- ACTIVITY -
Search the listing for the word "seçmeniz". Copy every line where it is found.

※

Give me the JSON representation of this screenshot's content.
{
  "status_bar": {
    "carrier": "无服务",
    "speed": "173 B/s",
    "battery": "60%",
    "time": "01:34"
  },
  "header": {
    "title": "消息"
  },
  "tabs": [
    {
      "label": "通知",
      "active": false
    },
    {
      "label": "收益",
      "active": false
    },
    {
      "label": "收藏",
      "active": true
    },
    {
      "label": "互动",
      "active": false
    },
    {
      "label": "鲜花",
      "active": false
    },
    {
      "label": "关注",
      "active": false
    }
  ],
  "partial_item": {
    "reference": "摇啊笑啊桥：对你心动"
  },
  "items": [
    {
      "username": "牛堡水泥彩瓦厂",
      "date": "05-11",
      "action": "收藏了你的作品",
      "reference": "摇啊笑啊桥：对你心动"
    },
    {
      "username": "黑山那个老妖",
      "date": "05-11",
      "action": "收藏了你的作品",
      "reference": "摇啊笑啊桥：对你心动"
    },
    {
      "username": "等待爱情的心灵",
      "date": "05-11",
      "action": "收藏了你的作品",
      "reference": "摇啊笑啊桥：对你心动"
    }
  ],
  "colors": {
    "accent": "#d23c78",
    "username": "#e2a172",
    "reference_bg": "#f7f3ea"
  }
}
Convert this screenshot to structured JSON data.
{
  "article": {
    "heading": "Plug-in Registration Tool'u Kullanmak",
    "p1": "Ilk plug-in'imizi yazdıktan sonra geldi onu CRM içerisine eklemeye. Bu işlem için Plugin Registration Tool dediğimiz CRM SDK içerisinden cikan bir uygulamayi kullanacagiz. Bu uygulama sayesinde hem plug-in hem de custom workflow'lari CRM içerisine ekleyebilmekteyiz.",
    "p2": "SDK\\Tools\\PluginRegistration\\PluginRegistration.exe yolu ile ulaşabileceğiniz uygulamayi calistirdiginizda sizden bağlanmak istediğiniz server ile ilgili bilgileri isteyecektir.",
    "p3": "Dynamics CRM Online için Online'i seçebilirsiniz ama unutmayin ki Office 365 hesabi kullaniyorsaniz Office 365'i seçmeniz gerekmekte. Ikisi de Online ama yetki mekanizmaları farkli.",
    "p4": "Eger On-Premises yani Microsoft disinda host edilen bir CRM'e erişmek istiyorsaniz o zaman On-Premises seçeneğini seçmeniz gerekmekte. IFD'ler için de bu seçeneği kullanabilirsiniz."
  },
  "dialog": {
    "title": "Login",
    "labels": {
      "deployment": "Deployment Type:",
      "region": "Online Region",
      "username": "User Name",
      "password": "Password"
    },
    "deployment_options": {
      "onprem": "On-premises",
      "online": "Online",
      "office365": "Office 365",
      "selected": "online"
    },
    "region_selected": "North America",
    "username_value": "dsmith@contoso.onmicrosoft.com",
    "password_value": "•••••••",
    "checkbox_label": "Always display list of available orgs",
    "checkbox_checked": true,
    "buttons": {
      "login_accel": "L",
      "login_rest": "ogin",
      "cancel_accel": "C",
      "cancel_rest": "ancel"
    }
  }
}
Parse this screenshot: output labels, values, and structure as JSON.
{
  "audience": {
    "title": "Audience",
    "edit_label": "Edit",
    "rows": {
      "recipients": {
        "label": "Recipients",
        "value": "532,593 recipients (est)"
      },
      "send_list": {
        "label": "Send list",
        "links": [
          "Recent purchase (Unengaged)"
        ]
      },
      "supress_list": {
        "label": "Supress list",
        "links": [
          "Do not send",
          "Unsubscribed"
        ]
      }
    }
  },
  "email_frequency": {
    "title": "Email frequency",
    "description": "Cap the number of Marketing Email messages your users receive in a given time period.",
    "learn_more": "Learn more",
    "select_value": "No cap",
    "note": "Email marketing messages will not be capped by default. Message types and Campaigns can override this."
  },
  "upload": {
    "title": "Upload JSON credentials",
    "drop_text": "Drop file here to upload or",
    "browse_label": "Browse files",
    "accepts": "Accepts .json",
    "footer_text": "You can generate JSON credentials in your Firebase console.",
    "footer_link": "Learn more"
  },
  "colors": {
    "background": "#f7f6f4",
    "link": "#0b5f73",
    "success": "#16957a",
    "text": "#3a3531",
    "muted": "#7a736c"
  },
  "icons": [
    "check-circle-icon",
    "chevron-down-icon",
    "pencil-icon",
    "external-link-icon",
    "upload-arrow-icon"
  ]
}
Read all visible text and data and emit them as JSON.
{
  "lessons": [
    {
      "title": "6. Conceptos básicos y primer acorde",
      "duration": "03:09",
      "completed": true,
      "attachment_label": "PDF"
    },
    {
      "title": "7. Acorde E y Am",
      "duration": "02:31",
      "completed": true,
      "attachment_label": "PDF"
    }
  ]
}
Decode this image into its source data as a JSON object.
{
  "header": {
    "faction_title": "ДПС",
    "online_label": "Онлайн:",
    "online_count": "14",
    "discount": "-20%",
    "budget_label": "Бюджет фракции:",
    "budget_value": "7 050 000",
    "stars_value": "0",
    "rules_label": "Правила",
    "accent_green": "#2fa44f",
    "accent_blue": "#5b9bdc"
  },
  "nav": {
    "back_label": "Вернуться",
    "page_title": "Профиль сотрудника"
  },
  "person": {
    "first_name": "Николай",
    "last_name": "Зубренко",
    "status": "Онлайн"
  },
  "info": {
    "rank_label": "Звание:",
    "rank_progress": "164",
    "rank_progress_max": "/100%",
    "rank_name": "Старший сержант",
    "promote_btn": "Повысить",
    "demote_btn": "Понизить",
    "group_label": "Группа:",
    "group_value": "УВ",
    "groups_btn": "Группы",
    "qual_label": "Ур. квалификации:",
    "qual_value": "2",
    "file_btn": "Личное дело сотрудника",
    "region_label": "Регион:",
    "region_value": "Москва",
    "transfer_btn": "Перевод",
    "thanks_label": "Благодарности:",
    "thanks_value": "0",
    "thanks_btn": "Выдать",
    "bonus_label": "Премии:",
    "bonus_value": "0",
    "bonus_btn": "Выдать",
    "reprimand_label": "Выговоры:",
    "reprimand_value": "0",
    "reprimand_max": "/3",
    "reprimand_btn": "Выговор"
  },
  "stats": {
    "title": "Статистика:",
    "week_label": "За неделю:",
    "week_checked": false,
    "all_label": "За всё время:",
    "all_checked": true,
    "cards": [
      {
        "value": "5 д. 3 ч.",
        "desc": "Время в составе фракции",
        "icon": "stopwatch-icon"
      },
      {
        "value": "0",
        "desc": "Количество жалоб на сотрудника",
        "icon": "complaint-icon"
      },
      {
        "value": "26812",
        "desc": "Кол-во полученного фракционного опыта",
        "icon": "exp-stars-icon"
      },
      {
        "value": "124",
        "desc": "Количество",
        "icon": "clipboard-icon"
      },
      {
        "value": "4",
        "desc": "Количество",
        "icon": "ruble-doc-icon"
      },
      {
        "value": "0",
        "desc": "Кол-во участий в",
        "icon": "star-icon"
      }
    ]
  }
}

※

- EXERCISE ANSWER -
    "p3": "Dynamics CRM Online için Online'i seçebilirsiniz ama unutmayin ki Office 365 hesabi kullaniyorsaniz Office 365'i seçmeniz gerekmekte. Ikisi de Online ama yetki mekanizmaları farkli.",
    "p4": "Eger On-Premises yani Microsoft disinda host edilen bir CRM'e erişmek istiyorsaniz o zaman On-Premises seçeneğini seçmeniz gerekmekte. IFD'ler için de bu seçeneği kullanabilirsiniz."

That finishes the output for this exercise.